TASK INSTRUCTIONS: When you repeat the entries below, keep each word exactly as it is and drop the pictures.

DATASET CONTENT:
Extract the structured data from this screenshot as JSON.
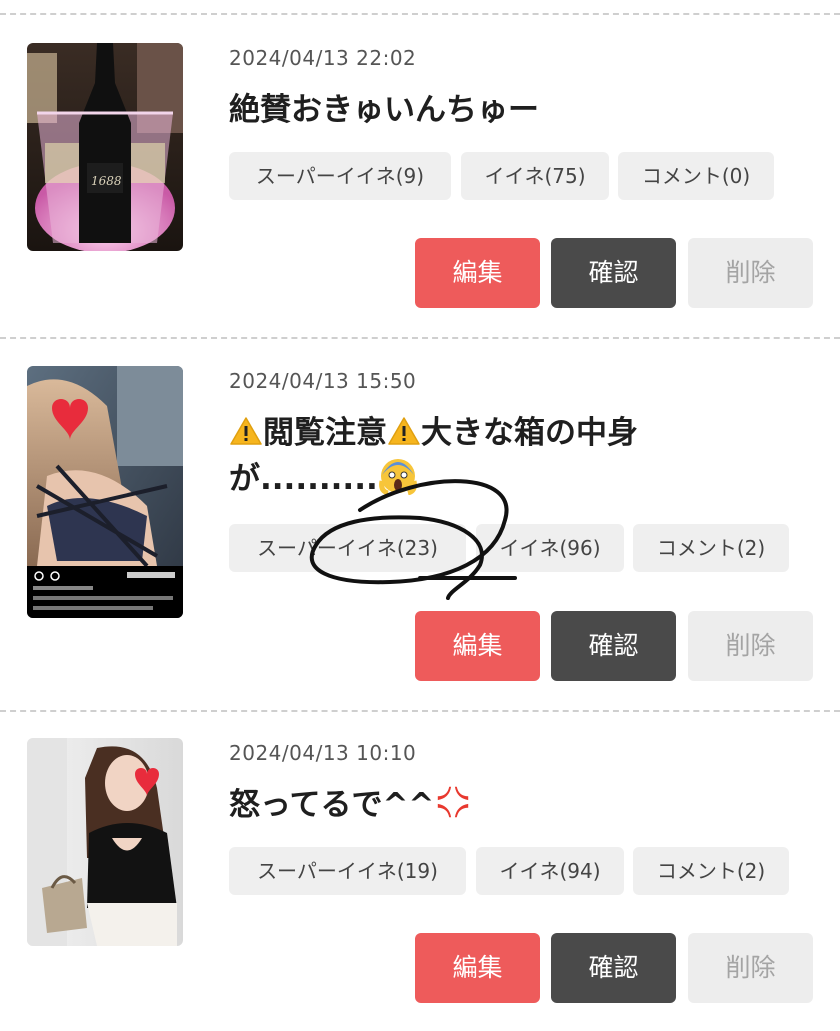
{
  "posts": [
    {
      "date": "2024/04/13 22:02",
      "title": "絶賛おきゅいんちゅー",
      "super_like": "スーパーイイネ(9)",
      "like": "イイネ(75)",
      "comment": "コメント(0)",
      "thumbnail": "champagne-bottle-photo"
    },
    {
      "date": "2024/04/13 15:50",
      "title_part1": "閲覧注意",
      "title_part2": "大きな箱の中身",
      "title_line2": "が..........",
      "super_like": "スーパーイイネ(23)",
      "like": "イイネ(96)",
      "comment": "コメント(2)",
      "thumbnail": "woman-selfie-photo",
      "warning_icon": "warning-icon",
      "face_icon": "screaming-face-icon"
    },
    {
      "date": "2024/04/13 10:10",
      "title": "怒ってるで^^",
      "super_like": "スーパーイイネ(19)",
      "like": "イイネ(94)",
      "comment": "コメント(2)",
      "thumbnail": "woman-mirror-photo",
      "anger_icon": "anger-symbol-icon"
    }
  ],
  "buttons": {
    "edit": "編集",
    "confirm": "確認",
    "delete": "削除"
  },
  "colors": {
    "edit": "#ee5b5b",
    "confirm": "#4a4a4a",
    "delete_bg": "#ededed",
    "tag_bg": "#efefef"
  }
}
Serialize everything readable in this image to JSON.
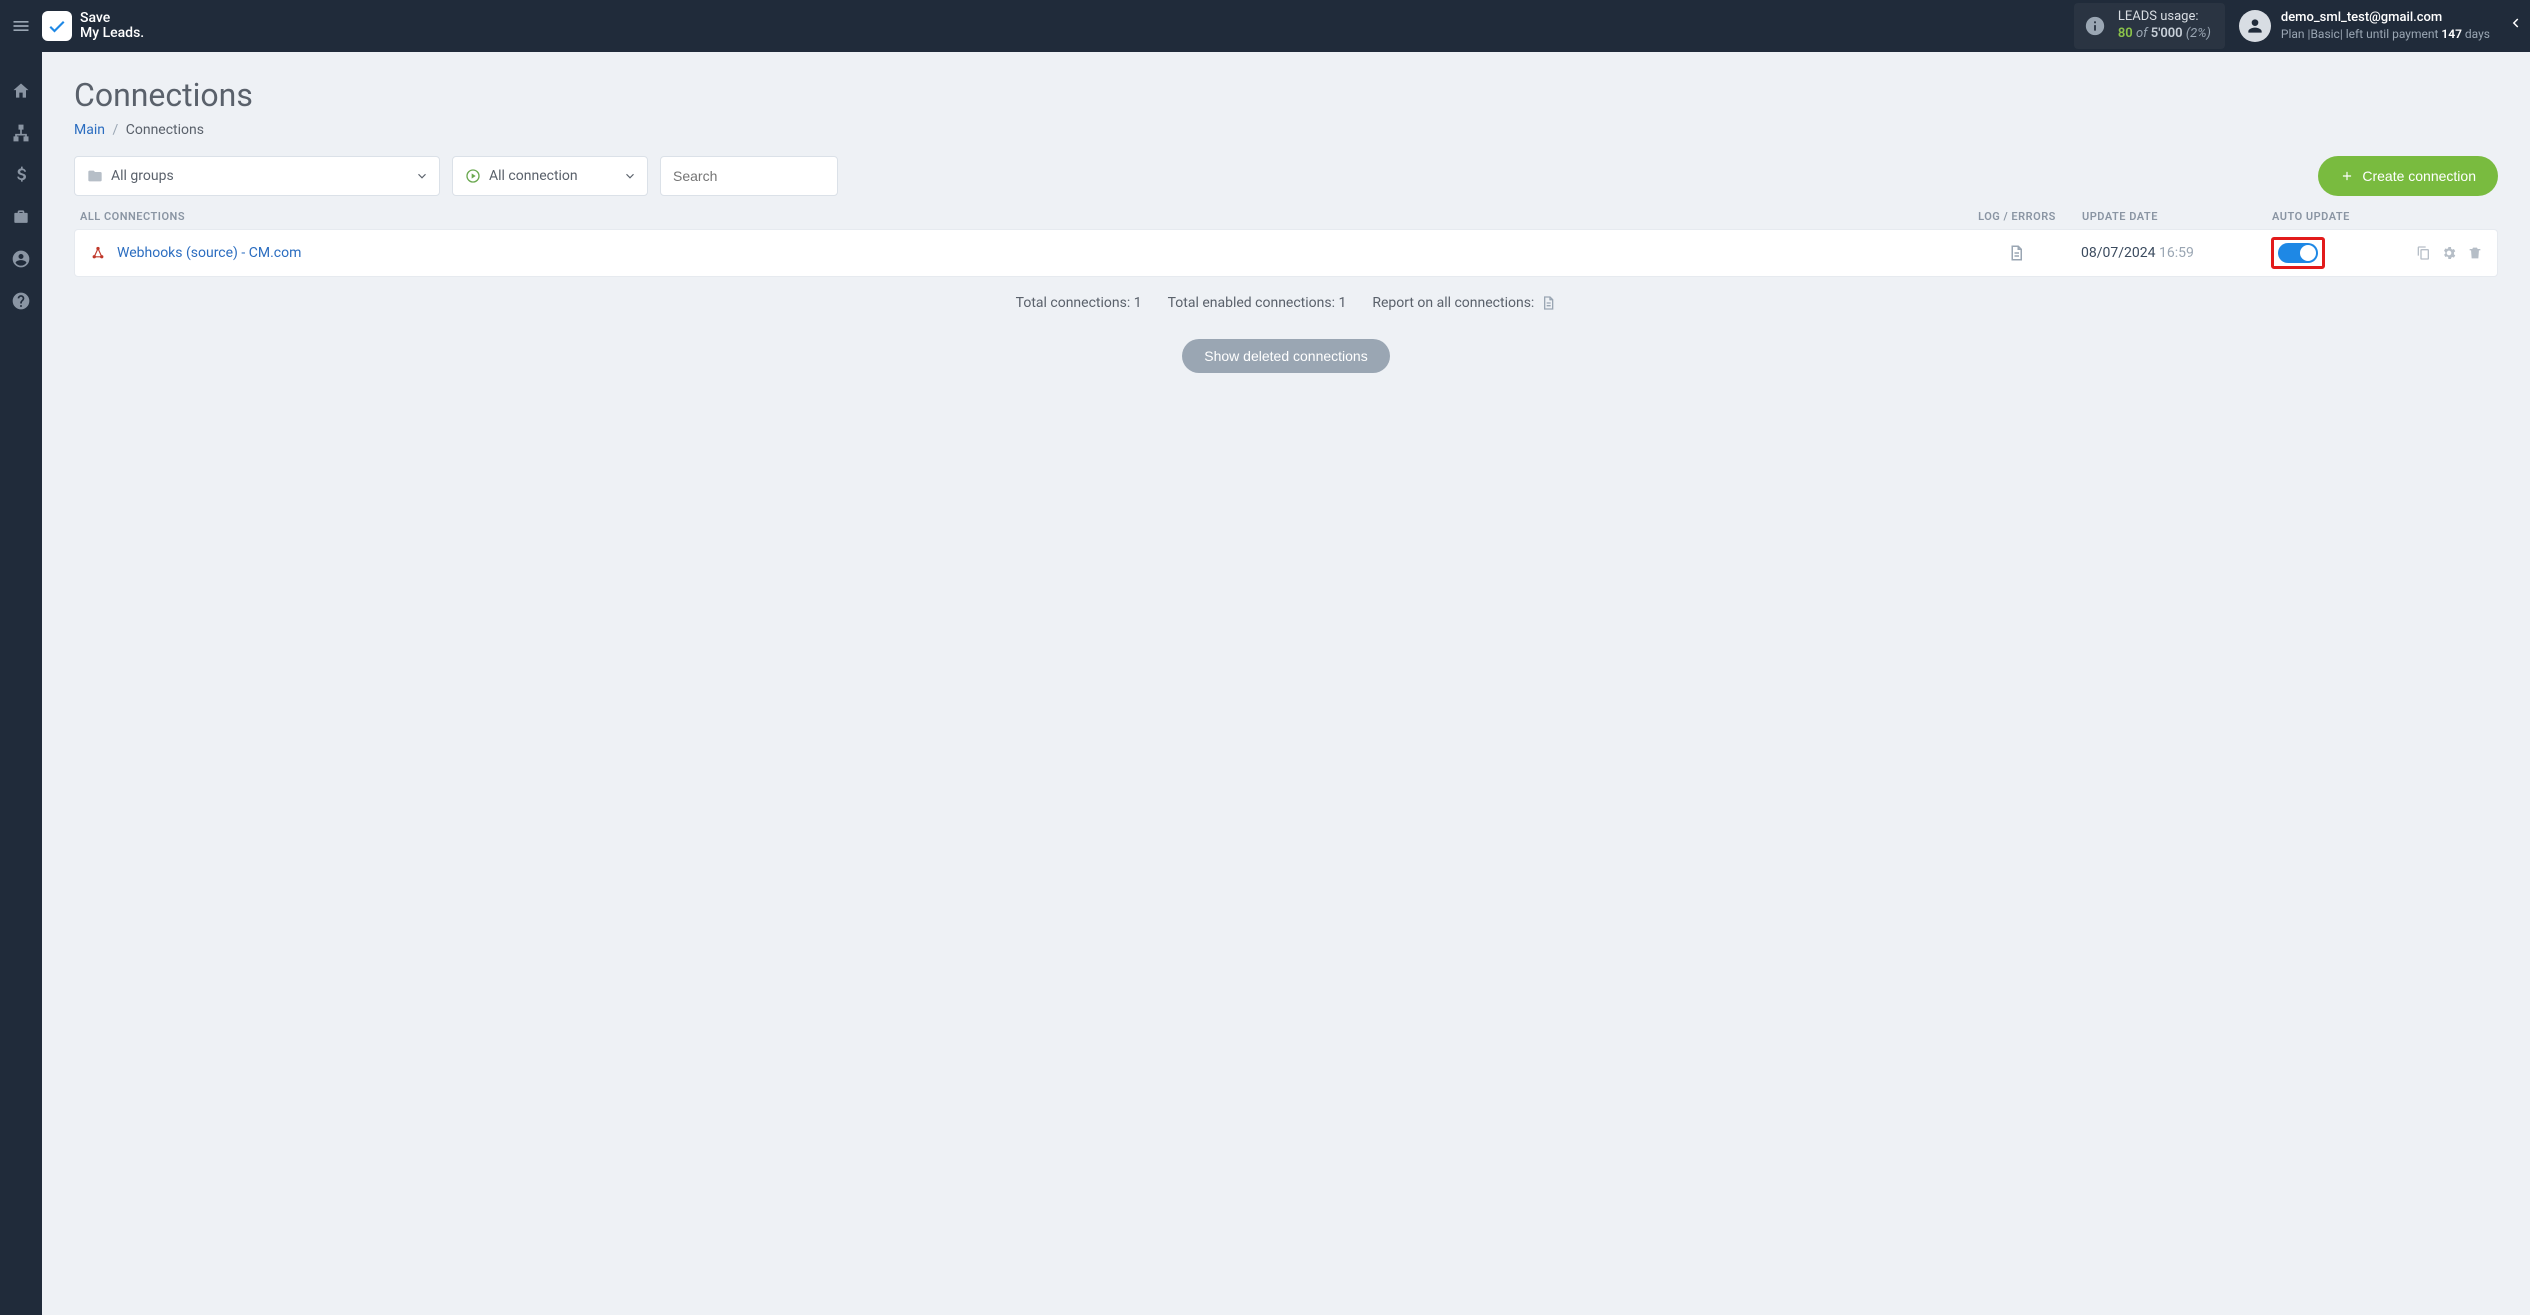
{
  "brand": {
    "line1": "Save",
    "line2": "My Leads."
  },
  "usage": {
    "label": "LEADS usage:",
    "used": "80",
    "of_word": "of",
    "limit": "5'000",
    "percent": "(2%)"
  },
  "account": {
    "email": "demo_sml_test@gmail.com",
    "plan_prefix": "Plan |",
    "plan_name": "Basic",
    "plan_mid": "| left until payment ",
    "days": "147",
    "days_suffix": " days"
  },
  "page": {
    "title": "Connections",
    "breadcrumb_main": "Main",
    "breadcrumb_current": "Connections"
  },
  "filters": {
    "groups_label": "All groups",
    "connection_label": "All connection",
    "search_placeholder": "Search"
  },
  "create_button": "Create connection",
  "columns": {
    "name": "ALL CONNECTIONS",
    "log": "LOG / ERRORS",
    "date": "UPDATE DATE",
    "auto": "AUTO UPDATE"
  },
  "rows": [
    {
      "name": "Webhooks (source) - CM.com",
      "date": "08/07/2024",
      "time": "16:59",
      "auto_update": true
    }
  ],
  "summary": {
    "total_label": "Total connections: ",
    "total_value": "1",
    "enabled_label": "Total enabled connections: ",
    "enabled_value": "1",
    "report_label": "Report on all connections: "
  },
  "show_deleted": "Show deleted connections"
}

WRITTEN RESPONSE:
Extract the structured data from this screenshot as JSON.
{
  "posts": [
    {
      "date": "2024/04/13 22:02",
      "title": "絶賛おきゅいんちゅー",
      "super_like": "スーパーイイネ(9)",
      "like": "イイネ(75)",
      "comment": "コメント(0)",
      "thumbnail": "champagne-bottle-photo"
    },
    {
      "date": "2024/04/13 15:50",
      "title_part1": "閲覧注意",
      "title_part2": "大きな箱の中身",
      "title_line2": "が..........",
      "super_like": "スーパーイイネ(23)",
      "like": "イイネ(96)",
      "comment": "コメント(2)",
      "thumbnail": "woman-selfie-photo",
      "warning_icon": "warning-icon",
      "face_icon": "screaming-face-icon"
    },
    {
      "date": "2024/04/13 10:10",
      "title": "怒ってるで^^",
      "super_like": "スーパーイイネ(19)",
      "like": "イイネ(94)",
      "comment": "コメント(2)",
      "thumbnail": "woman-mirror-photo",
      "anger_icon": "anger-symbol-icon"
    }
  ],
  "buttons": {
    "edit": "編集",
    "confirm": "確認",
    "delete": "削除"
  },
  "colors": {
    "edit": "#ee5b5b",
    "confirm": "#4a4a4a",
    "delete_bg": "#ededed",
    "tag_bg": "#efefef"
  }
}
Serialize everything readable in this image to JSON.
{
  "brand": {
    "line1": "Save",
    "line2": "My Leads."
  },
  "usage": {
    "label": "LEADS usage:",
    "used": "80",
    "of_word": "of",
    "limit": "5'000",
    "percent": "(2%)"
  },
  "account": {
    "email": "demo_sml_test@gmail.com",
    "plan_prefix": "Plan |",
    "plan_name": "Basic",
    "plan_mid": "| left until payment ",
    "days": "147",
    "days_suffix": " days"
  },
  "page": {
    "title": "Connections",
    "breadcrumb_main": "Main",
    "breadcrumb_current": "Connections"
  },
  "filters": {
    "groups_label": "All groups",
    "connection_label": "All connection",
    "search_placeholder": "Search"
  },
  "create_button": "Create connection",
  "columns": {
    "name": "ALL CONNECTIONS",
    "log": "LOG / ERRORS",
    "date": "UPDATE DATE",
    "auto": "AUTO UPDATE"
  },
  "rows": [
    {
      "name": "Webhooks (source) - CM.com",
      "date": "08/07/2024",
      "time": "16:59",
      "auto_update": true
    }
  ],
  "summary": {
    "total_label": "Total connections: ",
    "total_value": "1",
    "enabled_label": "Total enabled connections: ",
    "enabled_value": "1",
    "report_label": "Report on all connections: "
  },
  "show_deleted": "Show deleted connections"
}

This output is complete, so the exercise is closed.